The first step toward establishing a connection between protein synthesis and learning seemed to be to block memory (cause amnesia) by interrupting the production of proteins. We were fortunate in finding a nonlethal dosage of puromycin that could, it first appeared, thoroughly inhibit brain protein synthesis as well as reliably produce amnesia.
Before the actual connection between protein synthesis and learning could be established, however, we began to have doubts about whether inhibition of protein synthesis was in fact the method by which puromycin produced amnesia. First other drugs, glutarimides—themselves potent protein-synthesis inhibitors—either failed to cause amnesia in some situations where it could easily be induced by puromycin or produced an amnesia with a different time course from that of puromycin. Second puromycin was found to inhibit protein synthesis by breaking certain amino-acid chains, and the resulting fragments were suspected of being the actual cause of amnesia in some cases. Third, puromycin was reported to cause abnormalities in the brain including seizures. Thus, not only were decreased protein synthesis and amnesia dissociated, but alternative mechanisms for the amnestic action of puromycin were readily suggested

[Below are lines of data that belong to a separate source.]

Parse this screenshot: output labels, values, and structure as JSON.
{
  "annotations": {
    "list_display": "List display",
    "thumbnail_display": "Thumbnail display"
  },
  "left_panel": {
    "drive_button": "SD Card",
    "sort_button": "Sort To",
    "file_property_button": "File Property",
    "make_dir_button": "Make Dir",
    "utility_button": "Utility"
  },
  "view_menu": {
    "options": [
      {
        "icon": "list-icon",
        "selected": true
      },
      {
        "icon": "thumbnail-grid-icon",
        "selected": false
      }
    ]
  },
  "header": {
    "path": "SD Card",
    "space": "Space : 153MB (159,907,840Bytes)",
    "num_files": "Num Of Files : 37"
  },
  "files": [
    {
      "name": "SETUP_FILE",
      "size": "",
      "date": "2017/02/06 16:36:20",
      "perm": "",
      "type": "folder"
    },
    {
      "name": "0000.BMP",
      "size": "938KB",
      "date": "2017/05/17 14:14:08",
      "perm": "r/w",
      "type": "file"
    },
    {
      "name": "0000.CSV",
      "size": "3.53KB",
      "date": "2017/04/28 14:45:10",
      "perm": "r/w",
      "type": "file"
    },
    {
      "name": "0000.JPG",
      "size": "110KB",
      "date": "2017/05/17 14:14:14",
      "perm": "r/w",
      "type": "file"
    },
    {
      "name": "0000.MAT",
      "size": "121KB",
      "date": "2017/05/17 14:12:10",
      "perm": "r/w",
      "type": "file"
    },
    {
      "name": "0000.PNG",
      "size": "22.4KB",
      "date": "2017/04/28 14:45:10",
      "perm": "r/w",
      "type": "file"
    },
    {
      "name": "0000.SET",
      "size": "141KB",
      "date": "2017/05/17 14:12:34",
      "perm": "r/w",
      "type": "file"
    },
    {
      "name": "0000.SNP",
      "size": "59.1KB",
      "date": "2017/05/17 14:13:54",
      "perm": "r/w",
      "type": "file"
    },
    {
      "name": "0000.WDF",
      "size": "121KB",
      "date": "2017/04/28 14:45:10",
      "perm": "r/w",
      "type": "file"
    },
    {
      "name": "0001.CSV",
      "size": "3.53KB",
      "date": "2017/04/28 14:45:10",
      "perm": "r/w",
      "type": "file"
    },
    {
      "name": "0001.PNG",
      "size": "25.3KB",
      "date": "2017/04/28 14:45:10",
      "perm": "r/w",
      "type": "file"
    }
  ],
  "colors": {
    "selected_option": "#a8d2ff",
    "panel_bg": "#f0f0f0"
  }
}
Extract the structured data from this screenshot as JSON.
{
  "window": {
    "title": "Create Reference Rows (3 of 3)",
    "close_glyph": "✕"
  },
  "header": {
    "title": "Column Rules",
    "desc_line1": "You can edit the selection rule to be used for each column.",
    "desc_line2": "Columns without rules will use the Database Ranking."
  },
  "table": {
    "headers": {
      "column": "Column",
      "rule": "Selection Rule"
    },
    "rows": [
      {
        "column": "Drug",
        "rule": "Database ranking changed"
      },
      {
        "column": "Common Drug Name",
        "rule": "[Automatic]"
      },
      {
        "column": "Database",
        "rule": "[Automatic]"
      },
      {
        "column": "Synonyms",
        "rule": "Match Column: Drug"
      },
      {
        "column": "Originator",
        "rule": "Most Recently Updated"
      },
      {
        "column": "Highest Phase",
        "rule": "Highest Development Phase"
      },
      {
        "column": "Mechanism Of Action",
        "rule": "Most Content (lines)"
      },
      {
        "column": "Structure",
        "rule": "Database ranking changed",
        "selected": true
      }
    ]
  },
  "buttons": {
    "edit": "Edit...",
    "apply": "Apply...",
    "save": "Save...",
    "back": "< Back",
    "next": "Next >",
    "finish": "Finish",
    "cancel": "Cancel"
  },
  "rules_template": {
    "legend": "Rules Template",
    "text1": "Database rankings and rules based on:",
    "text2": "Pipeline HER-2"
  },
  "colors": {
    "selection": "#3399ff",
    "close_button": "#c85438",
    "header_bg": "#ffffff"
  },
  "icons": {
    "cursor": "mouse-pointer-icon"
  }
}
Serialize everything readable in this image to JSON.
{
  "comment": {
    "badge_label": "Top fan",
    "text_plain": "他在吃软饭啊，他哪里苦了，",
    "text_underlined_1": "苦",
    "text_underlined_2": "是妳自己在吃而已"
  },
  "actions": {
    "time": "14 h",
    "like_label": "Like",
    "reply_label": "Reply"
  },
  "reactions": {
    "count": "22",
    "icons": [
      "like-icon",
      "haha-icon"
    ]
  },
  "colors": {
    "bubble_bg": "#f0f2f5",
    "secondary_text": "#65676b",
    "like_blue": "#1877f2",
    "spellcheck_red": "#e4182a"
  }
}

So, puromycin turned out of be a disappointment. It came to be regarded as a poor agent for amnesia studies, although, of course, it was poor only in the context of our original paradigm of protein-synthesis inhibition. In our frustration, our initial response was simply to change drugs rather than cur conceptual orientation. After many such disappointments, however, it now appears unlikely that we will make a firm connection between protein synthesis and learning merely by pursuing the approaches of the past. Our experience with drugs has shown that all the amnestic agents often interfere with memory in ways that seem unrelated to their inhibition of protein synthesis, More importantly, the notion that the interruption or intensification of protein production in the brain can be related in cause-and-effect fashion to learning now seems simplistic and unproductive. Remove the battery from a car and the car will not go. Drive the car a long distance at high speed and the battery will become more highly charged. Neither of these facts proves that the battery powers the car only a knowledge of the overall automotive system will reveal its mechanism of locomotion and the role of the battery within that system.